The Rainey Kelly Campbell Roalfe/Y&R managing partner Tony Harris is rubbing his hands together with glee at the prospect of getting stuck into a brief that involves two of his favourite things - beer and football. Last week, the agency beat Carlsberg's UK agency, Saatchi & Saatchi, Soul, St Luke's and the Danish incumbent, DDB Copenhagen, for the task of developing an integrated global campaign to advertise the brand's sponsorship of Euro 2004.
Standing out from the crowd of football-affiliated brands is no easy matter, and is crucial to Carlsberg's brand heritage, which explains why Carlsberg asked both roster and non-roster agencies to present ideas for the task.
RKCR/Y&R will be the creative workhorse behind a campaign that will be rolled out in up to 50 countries where Carlsberg is drunk. The agency won the pitch with an idea that Carlsberg claims will work across all media, be it TV and other traditional above-the-line formats, packaging, promotions, beer mats, direct mail and online.
The agency will present a bank of work to Carlsberg's regional marketers, who will choose which ads and activity should run in each territory, with the effect being a mix-and-match, but comprehensive, exposure for Carlsberg in the run-up to the tournament. The sponsorship deal already includes on-site branding and some commercial airtime, but other media spend will be handled by individual regions.
Starting work on the creative concept for a product that won't see the light of day until next June - Euro 2004 kicks off in ten stadia in Portugal - may seem a bit premature. But Carlsberg, and the other headline sponsors that have each forked out around £15 million for the right to associate themselves with the tournament, including Coca-Cola and McDonald's, have much to do to make sure their marketing campaigns have the right cut-through and impact to make that investment worthwhile.
Carlsberg is one of the most experienced companies where sports sponsorship is concerned. Apart from deals with the FA in the UK, its relationship with the UEFA-organised tournament alone spans 15 years, and it has already signed up to sponsor Euro 2008. The last tournament saw sales increase 11 per cent for the duration, and a continued 5 per cent uplift over the year, so clearly the company feels the investment is worth it.

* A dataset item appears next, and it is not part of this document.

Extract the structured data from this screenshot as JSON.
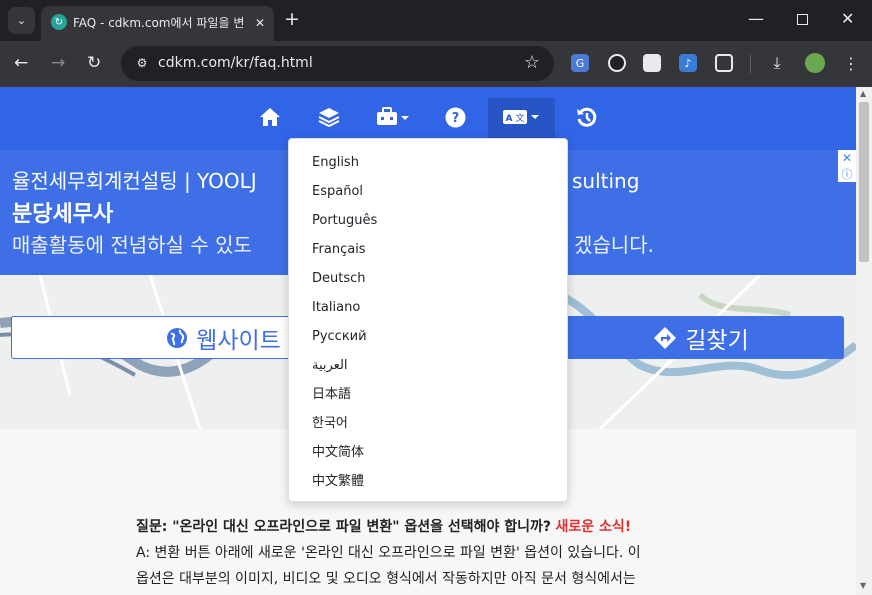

Harris says Carlsberg is a brand utterly in sync with its target audience.
"Carlsberg not only has the heritage with the game, but also benefits from the fact that beer is seamlessly linked with football. It's a perfect fit."
Distribution is also a key factor. Because the brand is available in a wide range of markets, it is enough for any advertising and marketing creative idea to work in ways other than brand-building. "The brand is already known to consumers, so we're not on an educating mission - we are simply reminding them of Carlsberg's affiliation with the tournament," Harris says.
The Soul creative director, Bruce Crouch, agrees that Carlsberg is right to continue its high investment in football sponsorship. "Carlsberg has an inherent right to football sponsorship, and its track record goes back many years, both in national and international tournaments and teams," he says.
St Luke's executive creative director, Al Young, adds: "Carlsberg fits with football because it adheres to the principle that sponsors must bring something to the game and the fans - beer."
Crouch adds: "The further away from the event a product is, the more a sponsor is seen to be 'buying' the fans' loyalty. Carlsberg has no worries on that front, as beer is one of the first things on their minds."
As well as numerous brands that pay top dollar to reach the public through sport, the value of sports sponsorship and marketing is clearly appreciated by those with the purse-strings in advertising too. Only this month, Dentsu and Publicis Groupe teamed up to form a company, iSe, which will compete with Interpublic's Octagon sports marketing company.
With such vested interest in the sector, Carlsberg will be looking to RKCR/Y&R for creative that will stand above all others, including those companies that have no official links with Euro 2004, but will jump aboard the football bandwagon.
For evidence of football-themed marketing activity at its peak, take last year's World Cup, where unofficial "sponsors" such as Nike were just as prevalent as rivals who paid for the privilege, such as Adidas. And Coca-Cola's global TV ad "World Cup of Fans" is another good example of creative that works wherever you are in the world.
The ad was simple; a montage of the brand's previous World Cup campaigns to the soundtrack of Blondie's Atomic.
RKCR/Y&R and Carlsberg are predictably coy about the nature of the creative that won the pitch, but Crouch is sure the agency will not have trouble coming up with an idea that works globally.
"Football is a universal language that inspires similar behaviour wherever you're watching it in the world. That's why the Coca-Cola ad worked so well, because it mirrored the kind of passion shown in front rooms and bars across the globe and everyone related to it. Whatever it comes up with, RKCR will be looking to recreate that sense of passion that exists among fans," he concludes.